On the night of February 24, 2022, hundreds of Kiev residents were set up at a subway station in the northern part of the city.  (PIERRE MAREZCKO)

Behind him, a high-pitched sound disturbs him. This is the M2 line metro, which runs until 10 pm. “It’s pretty surrealSlip Pierre Maretsco. After that, as martial law stipulates, all lights will be turned off because they will be placed in the curfew until 7 am. I’m about to spend the night on the subway. “ The station where he is located is one of several bomb shelters opened around 4 pm Thursday, as a message from the Ukrainian Defense Minister. Oleksiy Reznikov was broadcast on a local channel.

“I heard that aviation movements have been detected in our area and we should evacuate as soon as possible.”, Related to Pierre Maretsco. Since then, about 300 people have been waiting at the station, which has transformed into a base camp, and their eyes are nailed to TV screens and cell phones. “Many families, children, the elderly, and people without shelters.”Explains his thirties, who say he was impressed with the calmness of his neighbor.

Residents of Kiev (Ukraine) are preparing to sleep at a subway station on February 24, 2022 to protect themselves from Russian bombardment.  (PIERRE MAREZCKO)
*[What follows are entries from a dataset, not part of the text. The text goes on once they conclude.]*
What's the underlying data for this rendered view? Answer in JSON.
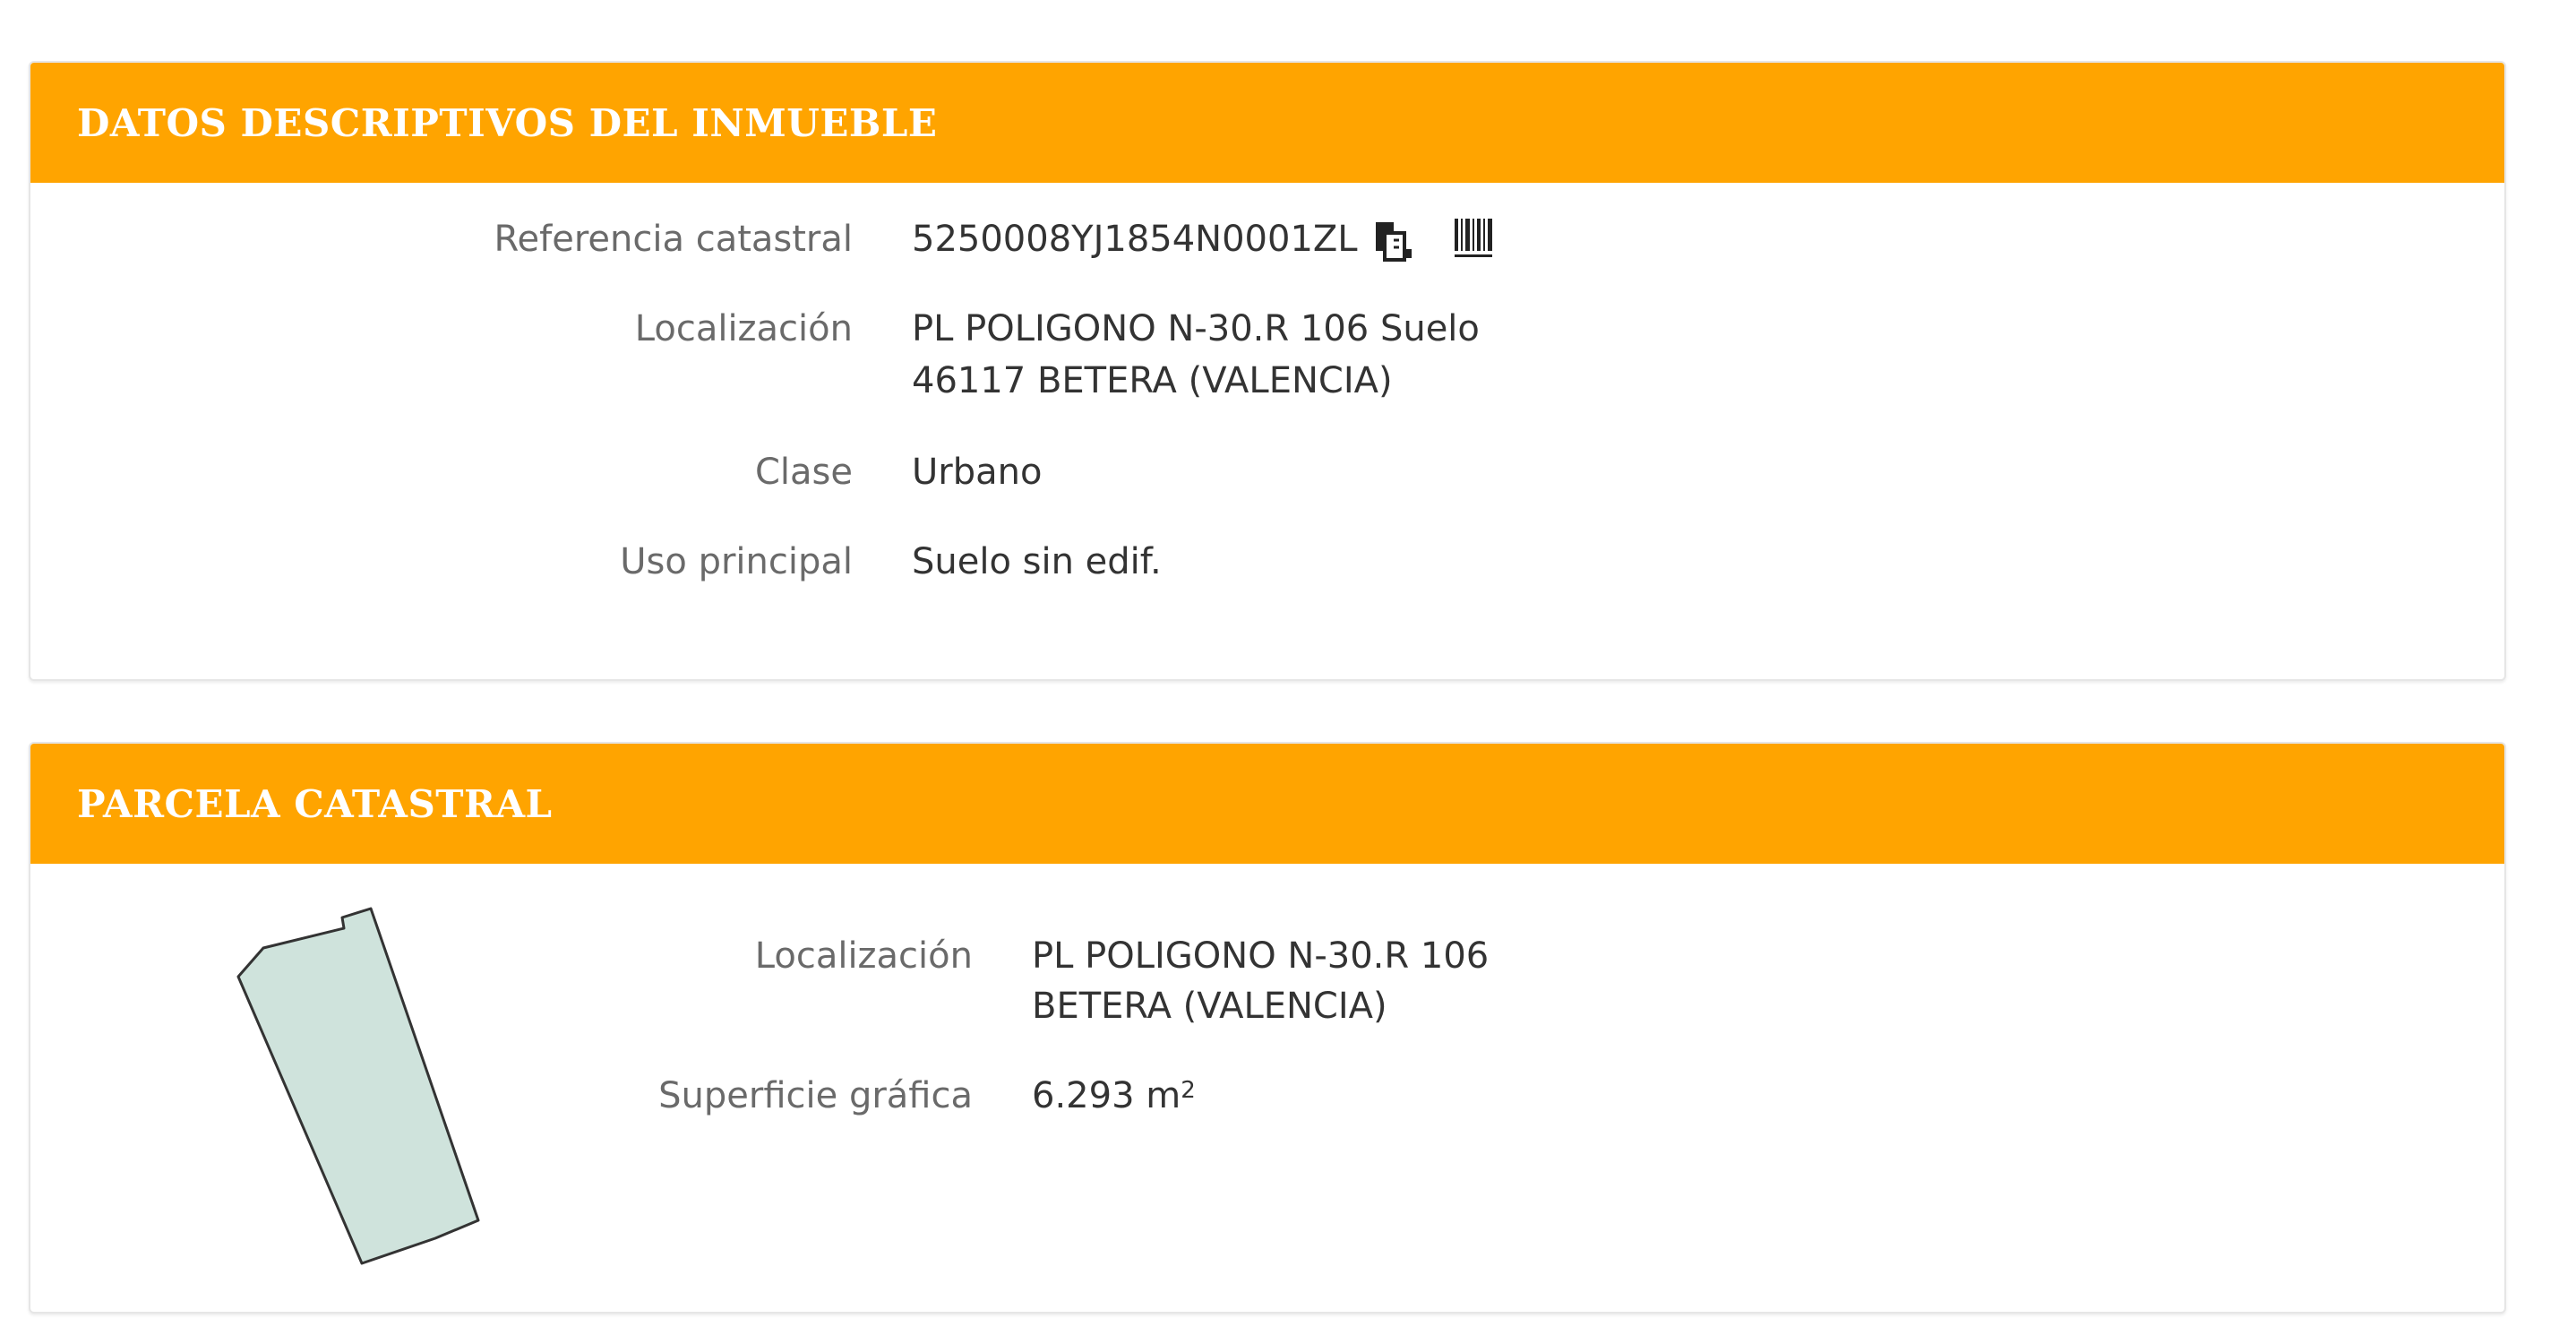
{
  "colors": {
    "header_bg": "#ffa400",
    "header_text": "#ffffff",
    "label_text": "#6a6a6a",
    "value_text": "#333333",
    "parcel_fill": "#cfe3dc",
    "parcel_stroke": "#333333"
  },
  "inmueble": {
    "title": "DATOS DESCRIPTIVOS DEL INMUEBLE",
    "referencia_label": "Referencia catastral",
    "referencia_value": "5250008YJ1854N0001ZL",
    "copy_icon": "copy-icon",
    "barcode_icon": "barcode-icon",
    "localizacion_label": "Localización",
    "localizacion_line1": "PL POLIGONO N-30.R 106 Suelo",
    "localizacion_line2": "46117 BETERA (VALENCIA)",
    "clase_label": "Clase",
    "clase_value": "Urbano",
    "uso_label": "Uso principal",
    "uso_value": "Suelo sin edif."
  },
  "parcela": {
    "title": "PARCELA CATASTRAL",
    "localizacion_label": "Localización",
    "localizacion_line1": "PL POLIGONO N-30.R 106",
    "localizacion_line2": "BETERA (VALENCIA)",
    "superficie_label": "Superficie gráfica",
    "superficie_value": "6.293 m",
    "superficie_unit_exp": "2"
  }
}
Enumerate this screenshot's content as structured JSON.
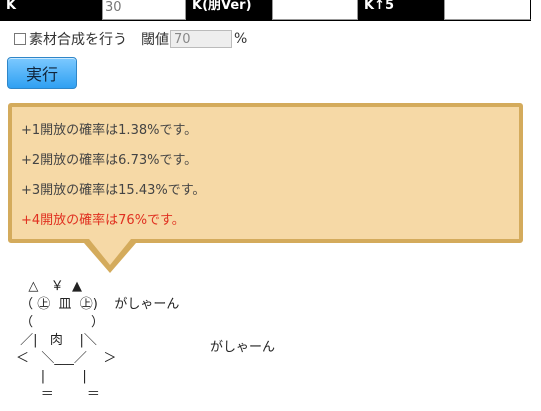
{
  "table": {
    "cells": [
      {
        "kind": "label",
        "text": "K"
      },
      {
        "kind": "value",
        "text": "30"
      },
      {
        "kind": "label",
        "text": "K(朋Ver)"
      },
      {
        "kind": "value",
        "text": ""
      },
      {
        "kind": "label",
        "text": "K↑5"
      },
      {
        "kind": "value",
        "text": ""
      }
    ]
  },
  "options": {
    "material_label": "素材合成を行う",
    "threshold_label": "閾値",
    "threshold_value": "70",
    "threshold_unit": "%"
  },
  "run_button": {
    "label": "実行"
  },
  "results": [
    {
      "text": "+1開放の確率は1.38%です。",
      "highlight": false
    },
    {
      "text": "+2開放の確率は6.73%です。",
      "highlight": false
    },
    {
      "text": "+3開放の確率は15.43%です。",
      "highlight": false
    },
    {
      "text": "+4開放の確率は76%です。",
      "highlight": true
    }
  ],
  "ascii_art": "   △   ￥  ▲\n （ ㊤  皿  ㊤)    がしゃーん\n （              ）\n ／|   肉    |＼\n＜   ＼___／    ＞\n      |         |\n      ＝        ＝",
  "gasha_text": "がしゃーん",
  "colors": {
    "callout_bg": "#f6d9a6",
    "callout_border": "#d4ab5c",
    "highlight_text": "#e03020",
    "button_top": "#7cc9ff",
    "button_bottom": "#2fa0f2"
  }
}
“Some people may expect a panic scene, but the opposite is true. He repeats. When my wife felt sick, everyone got together to help her. We quickly found a doctor, and Babushka just brought a deckchair for her to rest. ” The babushkas (“Grandmother” in Russian), it’s a subway employee in the capital, a receptionist, a counter clerk … staying true to their position tonight. Some refugees preparing to sleep in camping chairs and yoga mats have encouraging symbols on the cold black tiles of the station.

The night will be tough for Pierre Marektsuko and his family. “We all see the bombing images scrolling on Telegram. He says, For buildings that often look like neighborhood buildings. ” His wife from Luhansk, Donbas, escaped the war with pro-Russian separatists in 2014. She realizes she’s involved in a conflict, and every time she spends at her subway station, she has a little more asylum problem.

“To this day, there was no doubt that we would leave. Our life is here, so our daughter will be born soon, Pierre Marektsuko says, But I have to take my wife safely. If France is ready to evacuate us and things get worse, of course we will leave. “